   Isaacs, barely a month into his freshman year at Coronado High in the Las Vegas suburb of Henderson, is one of the 80-plus players in attendance this week for the USA Basketball mini-camp.

   And, as he demonstrated so persuasively last spring and summer, with the Las Vegas Elite 16s team on the Nike/EYBL circuit, during the June Pangos All-American Camp (where he was just one of three players from the Class of 2022 in attendance) and playing “up” with the Belmont Shore 17s club program, Isaacs belongs.

   Just a few weeks after a dominant performance as both scorer and playmaker during the Pangos All-West Frosh/Soph Camp in Southern California, Isaacs used the Friday and Saturday workouts sessions here to continue to expand his profile as one of the elite prospects in the national freshman class.

   If the acceleration of Isaacs’ on-court development has surprised most of those who always thought of him as just “Rick’s nice kid”, well, they’re not alone.

   His dad is equal parts proud and amazed.

   “Can you believe the way he’s playing?” has been a standard refrain from Rick Isaacs about his son’s progress over the past year or so.

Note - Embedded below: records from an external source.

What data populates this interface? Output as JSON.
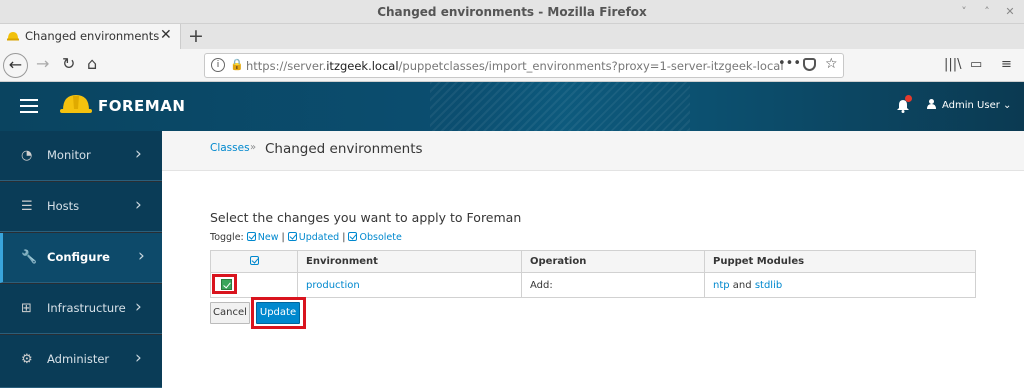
{
  "window": {
    "title": "Changed environments - Mozilla Firefox",
    "controls": [
      "minimize",
      "maximize",
      "close"
    ]
  },
  "browser": {
    "tab_label": "Changed environments",
    "url_host": "https://server.",
    "url_domain": "itzgeek.local",
    "url_path": "/puppetclasses/import_environments?proxy=1-server-itzgeek-local"
  },
  "header": {
    "brand": "FOREMAN",
    "user": "Admin User"
  },
  "sidebar": {
    "items": [
      {
        "label": "Monitor",
        "icon": "dashboard-icon"
      },
      {
        "label": "Hosts",
        "icon": "server-icon"
      },
      {
        "label": "Configure",
        "icon": "wrench-icon",
        "active": true
      },
      {
        "label": "Infrastructure",
        "icon": "sitemap-icon"
      },
      {
        "label": "Administer",
        "icon": "gear-icon"
      }
    ]
  },
  "breadcrumb": {
    "parent": "Classes",
    "separator": "»",
    "current": "Changed environments"
  },
  "main": {
    "prompt": "Select the changes you want to apply to Foreman",
    "toggle_label": "Toggle:",
    "toggle_new": "New",
    "toggle_updated": "Updated",
    "toggle_obsolete": "Obsolete",
    "toggle_sep": "|"
  },
  "table": {
    "headers": [
      "Environment",
      "Operation",
      "Puppet Modules"
    ],
    "row": {
      "environment": "production",
      "operation": "Add:",
      "module1": "ntp",
      "and": "and",
      "module2": "stdlib",
      "checked": true
    }
  },
  "buttons": {
    "cancel": "Cancel",
    "update": "Update"
  },
  "colors": {
    "accent": "#0088ce",
    "highlight": "#d9141e",
    "header": "#0b4e70",
    "sidebar": "#0a3c57"
  }
}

   As for his son, well, yeah – even he is trying to get a handle on the fact that he is meeting every challenge put in front of him on the court at still such a tender age.

   “I’m still kind of amazed that I’m here with all of these great players,” he said after Saturday’s morning workout session.

   “I’d never even heard of USA Basketball until a couple of years ago, when I was following (Atlanta Celtics’ rookie guard) Trae Young and heard about him playing here.”

  He may have more introspection and insight into things, on and off the court, than a lot of players three or four years older.

   That’s why, although the gravity of where he is and how he’s playing this weekend might be cause of bountiful joy or even glee for many his age, he is viewing this experience with considerable short-term and long-term perspective.

   Is he a bit surprised about how he is playing against such some of the very best players in the country his age – and older – in such a high-profile setting?

  Sure.

  But there is nothing approaching “overwhelmed” or “giddy” about what’s happening right now.

  “I started realizing I could play with these kinds of players in the last year or so, especially from playing “up” (versus older kids on the EYBL circuit and with Belmont Shore) in the summer and at the camps,” he said.

   And he’s doing every thing he can this weekend to show USA Basketball Coach Don Showalter and his staff that that’s the case.

   “I’ve tried to be a great teammate, play as hard as I can on every play and to do the things they (coaches) want to see in a point guard,” he said.

   That’s mean taking a few less shots than he normally would for Coronado or events such as the Pangos Frosh/Soph Camp (where he hit seven jumpers in a row in a game) but knocking them in when he’s open.

   “I don’t want to get too tentative (by trying to “impress” the coaches with his leadership/playmaking ability),” he said. “I want to remain aggressive but still play the ‘right way’.”

   So far, so good, kid.